#### TASK DETAILS
Emit the data below verbatim, stripping out any pictures.

#### PROVIDED MATERIAL
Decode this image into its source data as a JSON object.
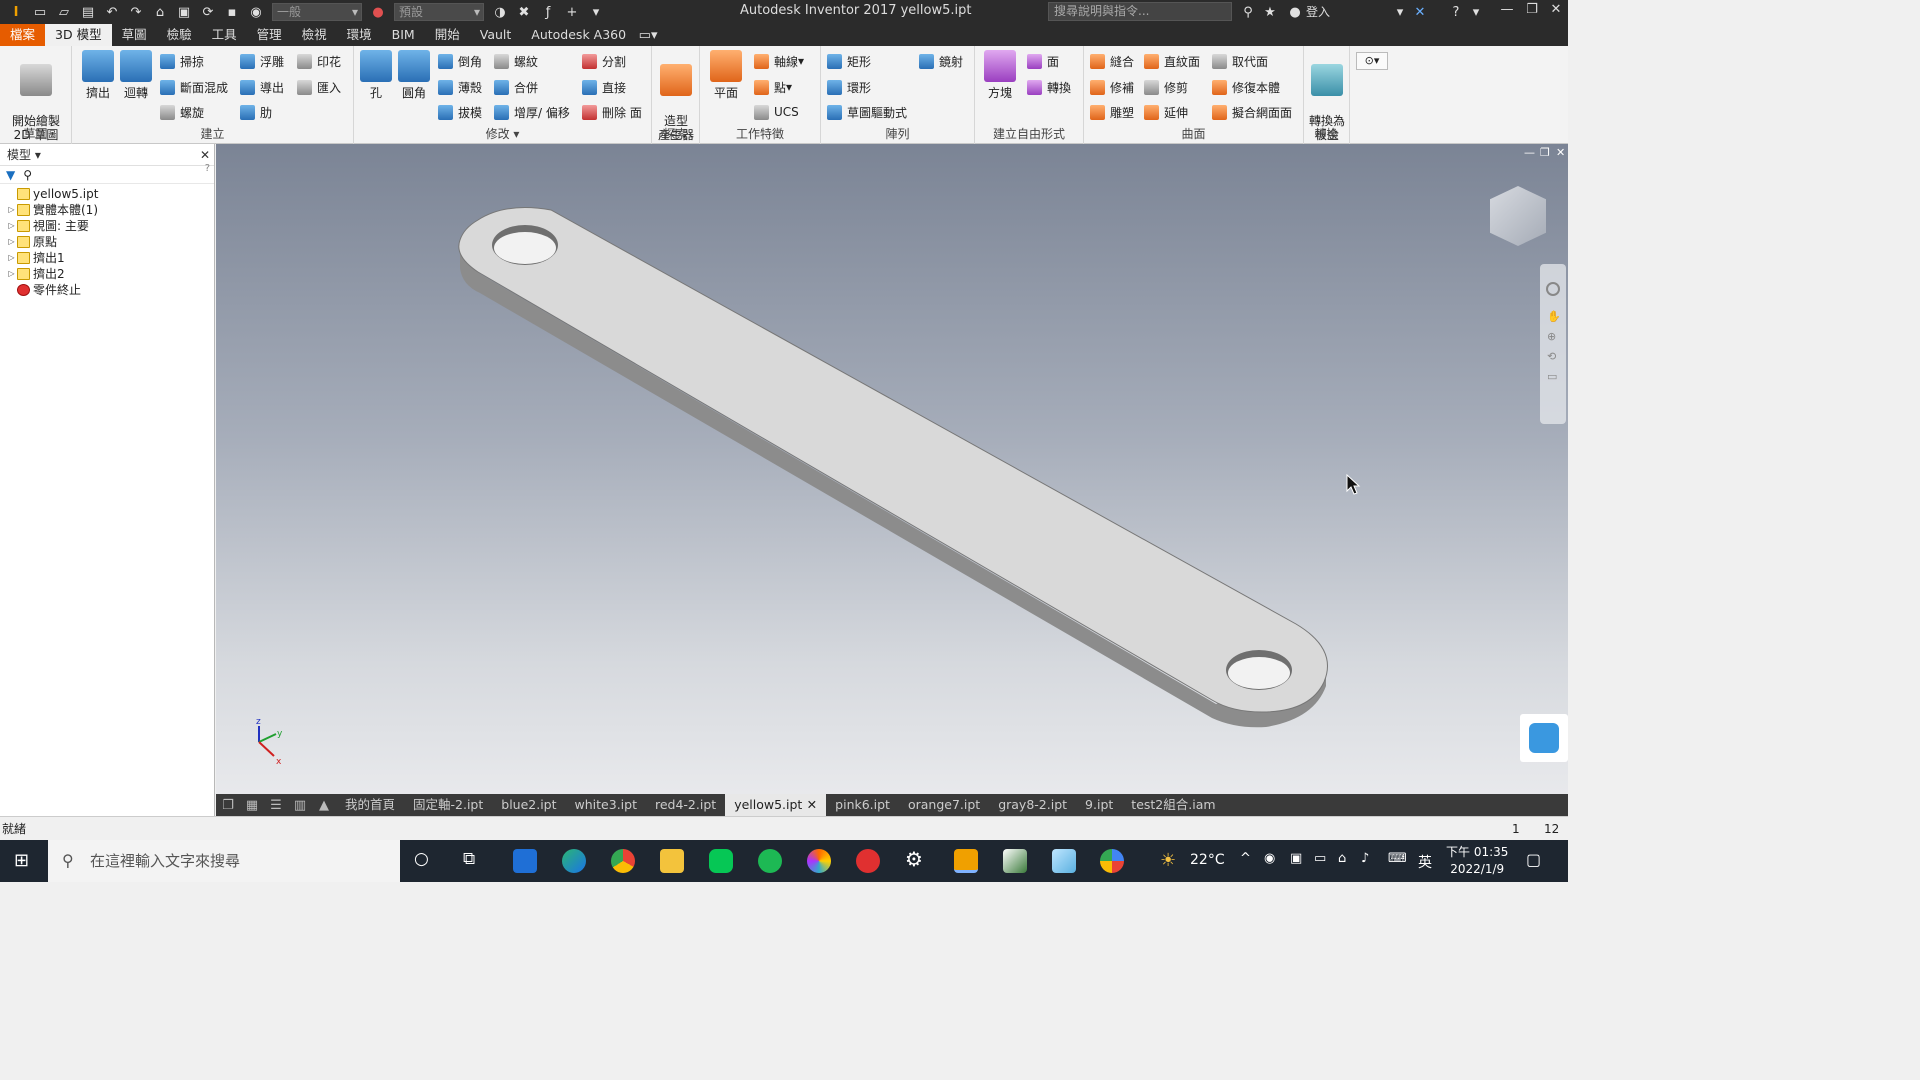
{
  "titlebar": {
    "app_title": "Autodesk Inventor 2017    yellow5.ipt",
    "appearance_dropdown": "一般",
    "material_dropdown": "預設",
    "search_placeholder": "搜尋說明與指令...",
    "sign_in": "登入"
  },
  "tabs": [
    "檔案",
    "3D 模型",
    "草圖",
    "檢驗",
    "工具",
    "管理",
    "檢視",
    "環境",
    "BIM",
    "開始",
    "Vault",
    "Autodesk A360"
  ],
  "ribbon": {
    "sketch": {
      "title": "草圖",
      "start_sketch": "開始繪製\n2D 草圖"
    },
    "create": {
      "title": "建立",
      "extrude": "擠出",
      "revolve": "迴轉",
      "sweep": "掃掠",
      "loft": "斷面混成",
      "coil": "螺旋",
      "emboss": "浮雕",
      "derive": "導出",
      "rib": "肋",
      "decal": "印花",
      "import": "匯入"
    },
    "modify": {
      "title": "修改",
      "hole": "孔",
      "fillet": "圓角",
      "chamfer": "倒角",
      "shell": "薄殼",
      "draft": "拔模",
      "thread": "螺紋",
      "combine": "合併",
      "thicken": "增厚/ 偏移",
      "split": "分割",
      "direct": "直接",
      "delete_face": "刪除 面"
    },
    "explore": {
      "title": "探索",
      "shape_gen": "造型\n產生器"
    },
    "work_features": {
      "title": "工作特徵",
      "plane": "平面",
      "axis": "軸線",
      "point": "點",
      "ucs": "UCS"
    },
    "pattern": {
      "title": "陣列",
      "rect": "矩形",
      "circular": "環形",
      "sketch_driven": "草圖驅動式",
      "mirror": "鏡射"
    },
    "freeform": {
      "title": "建立自由形式",
      "box": "方塊",
      "face": "面",
      "convert": "轉換"
    },
    "surface": {
      "title": "曲面",
      "stitch": "縫合",
      "patch": "修補",
      "sculpt": "雕塑",
      "ruled": "直紋面",
      "trim": "修剪",
      "extend": "延伸",
      "replace_face": "取代面",
      "repair": "修復本體",
      "fit_mesh": "擬合網面面"
    },
    "convert": {
      "title": "轉換",
      "to_sheet": "轉換為\n板金"
    }
  },
  "browser": {
    "header": "模型",
    "tree": [
      {
        "label": "yellow5.ipt",
        "indent": 0,
        "expand": false
      },
      {
        "label": "實體本體(1)",
        "indent": 1,
        "expand": true
      },
      {
        "label": "視圖: 主要",
        "indent": 1,
        "expand": true
      },
      {
        "label": "原點",
        "indent": 1,
        "expand": true
      },
      {
        "label": "擠出1",
        "indent": 1,
        "expand": true
      },
      {
        "label": "擠出2",
        "indent": 1,
        "expand": true
      },
      {
        "label": "零件終止",
        "indent": 1,
        "expand": false
      }
    ]
  },
  "doc_tabs": [
    "我的首頁",
    "固定軸-2.ipt",
    "blue2.ipt",
    "white3.ipt",
    "red4-2.ipt",
    "yellow5.ipt",
    "pink6.ipt",
    "orange7.ipt",
    "gray8-2.ipt",
    "9.ipt",
    "test2組合.iam"
  ],
  "active_doc": "yellow5.ipt",
  "status": {
    "text": "就緒",
    "count1": "1",
    "count2": "12"
  },
  "taskbar": {
    "search_placeholder": "在這裡輸入文字來搜尋",
    "weather": "22°C",
    "ime": "英",
    "time": "下午 01:35",
    "date": "2022/1/9"
  },
  "colors": {
    "file_tab": "#e65c00",
    "title_bg": "#2b2b2b",
    "taskbar_bg": "#1e2630"
  }
}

#### WRITTEN ANSWER
Decode this image into its source data as a JSON object.
{
  "titlebar": {
    "app_title": "Autodesk Inventor 2017    yellow5.ipt",
    "appearance_dropdown": "一般",
    "material_dropdown": "預設",
    "search_placeholder": "搜尋說明與指令...",
    "sign_in": "登入"
  },
  "tabs": [
    "檔案",
    "3D 模型",
    "草圖",
    "檢驗",
    "工具",
    "管理",
    "檢視",
    "環境",
    "BIM",
    "開始",
    "Vault",
    "Autodesk A360"
  ],
  "ribbon": {
    "sketch": {
      "title": "草圖",
      "start_sketch": "開始繪製\n2D 草圖"
    },
    "create": {
      "title": "建立",
      "extrude": "擠出",
      "revolve": "迴轉",
      "sweep": "掃掠",
      "loft": "斷面混成",
      "coil": "螺旋",
      "emboss": "浮雕",
      "derive": "導出",
      "rib": "肋",
      "decal": "印花",
      "import": "匯入"
    },
    "modify": {
      "title": "修改",
      "hole": "孔",
      "fillet": "圓角",
      "chamfer": "倒角",
      "shell": "薄殼",
      "draft": "拔模",
      "thread": "螺紋",
      "combine": "合併",
      "thicken": "增厚/ 偏移",
      "split": "分割",
      "direct": "直接",
      "delete_face": "刪除 面"
    },
    "explore": {
      "title": "探索",
      "shape_gen": "造型\n產生器"
    },
    "work_features": {
      "title": "工作特徵",
      "plane": "平面",
      "axis": "軸線",
      "point": "點",
      "ucs": "UCS"
    },
    "pattern": {
      "title": "陣列",
      "rect": "矩形",
      "circular": "環形",
      "sketch_driven": "草圖驅動式",
      "mirror": "鏡射"
    },
    "freeform": {
      "title": "建立自由形式",
      "box": "方塊",
      "face": "面",
      "convert": "轉換"
    },
    "surface": {
      "title": "曲面",
      "stitch": "縫合",
      "patch": "修補",
      "sculpt": "雕塑",
      "ruled": "直紋面",
      "trim": "修剪",
      "extend": "延伸",
      "replace_face": "取代面",
      "repair": "修復本體",
      "fit_mesh": "擬合網面面"
    },
    "convert": {
      "title": "轉換",
      "to_sheet": "轉換為\n板金"
    }
  },
  "browser": {
    "header": "模型",
    "tree": [
      {
        "label": "yellow5.ipt",
        "indent": 0,
        "expand": false
      },
      {
        "label": "實體本體(1)",
        "indent": 1,
        "expand": true
      },
      {
        "label": "視圖: 主要",
        "indent": 1,
        "expand": true
      },
      {
        "label": "原點",
        "indent": 1,
        "expand": true
      },
      {
        "label": "擠出1",
        "indent": 1,
        "expand": true
      },
      {
        "label": "擠出2",
        "indent": 1,
        "expand": true
      },
      {
        "label": "零件終止",
        "indent": 1,
        "expand": false
      }
    ]
  },
  "doc_tabs": [
    "我的首頁",
    "固定軸-2.ipt",
    "blue2.ipt",
    "white3.ipt",
    "red4-2.ipt",
    "yellow5.ipt",
    "pink6.ipt",
    "orange7.ipt",
    "gray8-2.ipt",
    "9.ipt",
    "test2組合.iam"
  ],
  "active_doc": "yellow5.ipt",
  "status": {
    "text": "就緒",
    "count1": "1",
    "count2": "12"
  },
  "taskbar": {
    "search_placeholder": "在這裡輸入文字來搜尋",
    "weather": "22°C",
    "ime": "英",
    "time": "下午 01:35",
    "date": "2022/1/9"
  },
  "colors": {
    "file_tab": "#e65c00",
    "title_bg": "#2b2b2b",
    "taskbar_bg": "#1e2630"
  }
}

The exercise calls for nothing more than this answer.